Taking The French Approach To FoodWed 29 Aug 2012
Story by The Food Revolution Team
September Blog of the Month: Karen Le Billon
With back to school in full flow we’ve chosen karenlebillon.com as our September Food Revolution Blog of the month sparking debate about key issues such as school lunches, snacking, and the food system in countries across the world.
Karenlebillon.com is intended to be food for thought, starting a conversation on the different food cultures and reflecting on the way that other countries, such as France, approach kids food and how the same approach may be useful in our communities. Karen’s opinion is that the French have a great approach to both what and how kids eat – one we could learn a lot from.
“I believe that food insecurity and unhealthy eating habits are two expressions of food and education systems that need fixing, so I blog about food politics, and about the amazing people and organizations working for better food in North America. These continue to inspire me…and hopefully you too!”
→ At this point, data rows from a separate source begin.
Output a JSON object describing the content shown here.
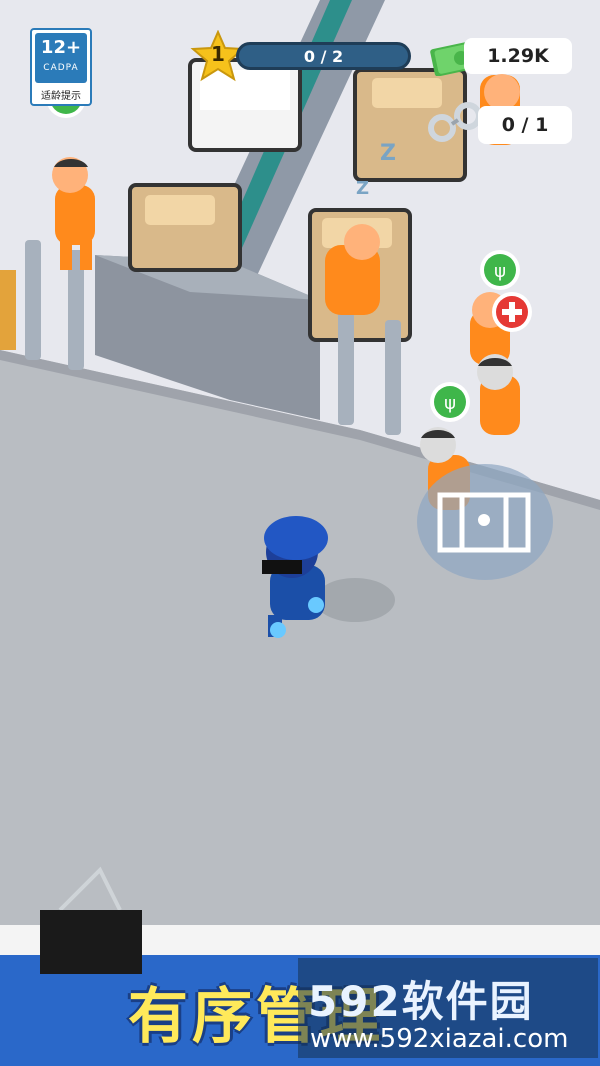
{
  "hud": {
    "level": "1",
    "level_progress": "0 / 2",
    "money": "1.29K",
    "handcuffs": "0 / 1"
  },
  "age_rating": {
    "rating": "12+",
    "org": "CADPA",
    "tip": "适龄提示"
  },
  "banner": {
    "title": "有序管理"
  },
  "watermark": {
    "brand": "592软件园",
    "url": "www.592xiazai.com"
  },
  "icons": [
    "money-icon",
    "handcuffs-icon",
    "star-icon",
    "food-icon",
    "medical-icon",
    "cell-door-icon",
    "binder-clip-icon"
  ],
  "colors": {
    "floor": "#b9bdc2",
    "prisoner": "#ff8a1c",
    "police": "#1b4fa8",
    "hud_bar": "#2f5f86",
    "star": "#f6c21b",
    "money": "#49b54a"
  }
}
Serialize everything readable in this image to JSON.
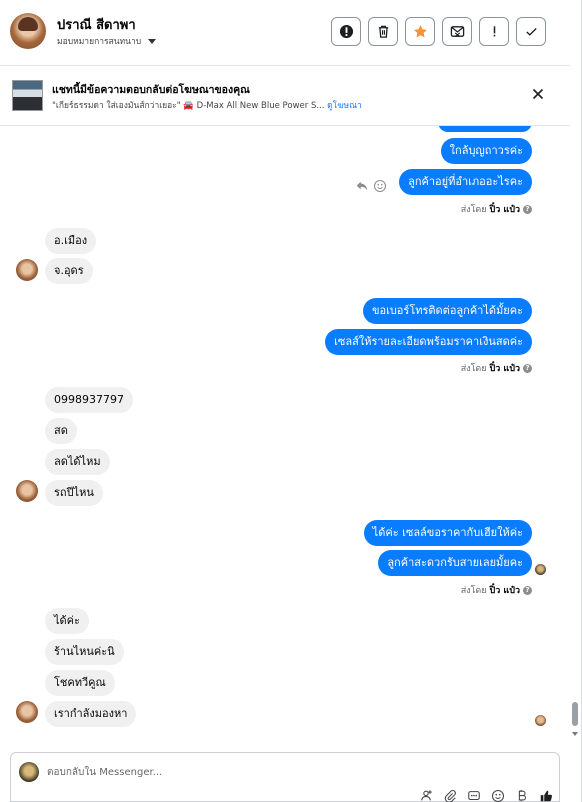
{
  "header": {
    "contact_name": "ปราณี สีดาพา",
    "assign_label": "มอบหมายการสนทนาบ",
    "buttons": [
      {
        "name": "spam-button",
        "icon": "alert-octagon-icon"
      },
      {
        "name": "delete-button",
        "icon": "trash-icon"
      },
      {
        "name": "star-button",
        "icon": "star-icon"
      },
      {
        "name": "mark-unread-button",
        "icon": "envelope-x-icon"
      },
      {
        "name": "follow-up-button",
        "icon": "exclamation-icon"
      },
      {
        "name": "done-button",
        "icon": "check-icon"
      }
    ],
    "star_color": "#f7923a"
  },
  "banner": {
    "title": "แชทนี้มีข้อความตอบกลับต่อโฆษณาของคุณ",
    "subtitle": "\"เกียร์ธรรมดา ใส่เองมันส์กว่าเยอะ\" 🚘 D-Max All New Blue Power S...",
    "link": "ดูโฆษณา"
  },
  "messages": {
    "out_1": "ใกล้บุญถาวรค่ะ",
    "out_2": "ลูกค้าอยู่ที่อำเภออะไรคะ",
    "sent_by_prefix": "ส่งโดย",
    "sent_by_name": "ปิ๋ว แป๋ว",
    "in_1": "อ.เมือง",
    "in_2": "จ.อุดร",
    "out_3": "ขอเบอร์โทรติดต่อลูกค้าได้มั้ยคะ",
    "out_4": "เซลส์ให้รายละเอียดพร้อมราคาเงินสดค่ะ",
    "in_3": "0998937797",
    "in_4": "สด",
    "in_5": "ลดได้ไหม",
    "in_6": "รถปีไหน",
    "out_5": "ได้ค่ะ เซลล์ขอราคากับเฮียให้ค่ะ",
    "out_6": "ลูกค้าสะดวกรับสายเลยมั้ยคะ",
    "in_7": "ได้ค่ะ",
    "in_8": "ร้านไหนค่ะนิ",
    "in_9": "โชคทวีคูณ",
    "in_10": "เรากำลังมองหา"
  },
  "composer": {
    "placeholder": "ตอบกลับใน Messenger..."
  },
  "colors": {
    "outgoing": "#0a7cff",
    "incoming": "#f0f0f0",
    "link": "#1877f2"
  }
}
Karen Le Billon, mother, wife, and author blogs on karenlebillon.com. Married to a Frenchman, Karen and her family divide their time between France and North America. While Karen tries to avoid generalizations about the way the French, or Americans, or Canadians (or anyone else for that matter) eat, she instead shares ideas, tips, and recipes for parents across the world, with the goal of sparking debate about key issues such as school lunches and how they differ.
French School Lunch Project
Among some of the great content on karenlebillon.com is the ‘French School Lunch Project’, where in a ‘Tour de France’ of food, Karen posted sample menus of the delicious, nutritious meals that French children eat in the 'cantine' (school restaurant), from schools all across France for one year. Included in this are a variety of fish, cheeses and an impressive range of vegetables – including beets and berries, grapefruit, vegetable casserole and steamed spinach - that children as young as pre-schoolers eat and enjoy at school. See some examples below:
Lentils and lamb, beets and berries, spinach and saladBeet salad, cooked prunes and Roquefort
Grapefruit, vegetable casserole, steamed spinach
Paella, polenta, cauliflower and cordon bleu
Top Tips for Picky Eaters
Karen also blogs about the French attitude to what children should eat and how they overcome ‘picky eaters’ to help ensure that the variety of foods served in schools are eaten. Check out these top tips for picky eaters based on that the French believe that picky eating is a phase (much like the terrible two’s) and the strategies they use at home (backed up by ‘taste training’ at school) help reverse children’s picky eating habits.
Other great posts include ‘The science behind the French approach to kids food’, ‘Why parents can’t end the obesity epidemic alone’ and ‘Should kids be allowed to randomly snack? The French would say definitely not!’.
Eating Well is For Everyone
Underlying Karenlebillon.com is a belief that healthy food is a right, and that eating well is for everyone–not just for elites or foodies. So why not take a look and add your thoughts into the comments section.
The Food Revolution Team
- The US School Food Fight: An Update
- Blog Of The Month: The 52 New Foods Challenge
- Ambassador Of The Month: Getting Kids Excited To Cook
- The UK School Food Plan - Year One
- Cooking Studio Brings Food Education To Taiwan
- Thanksgiving Leftovers For Breakfast
- Thanksgiving Food Traditions
- Eating Real For The Holidays
- LAUSD: Smarter Lunchrooms
- Five Healthy Snack Ideas For Your Holiday Table
- Berkeley Passes Soda Tax
- Diaries From The Chicago Food Day 2014
- The Revolution Is Just Beginning
- RUSD Revolutionizes Children's Eating Behaviors
- Reinventing School Lunches In Chestnut Hill
- World Diabetes Day – ‘Off To The Right Start’
- Five New Side Dishes For Your Holiday Table
- Good Food Org Guide Lists Jamie Oliver Food Foundation
- The 52 New Foods Challenge
- Jamie Calls For An 'ambush' In Food Education Fight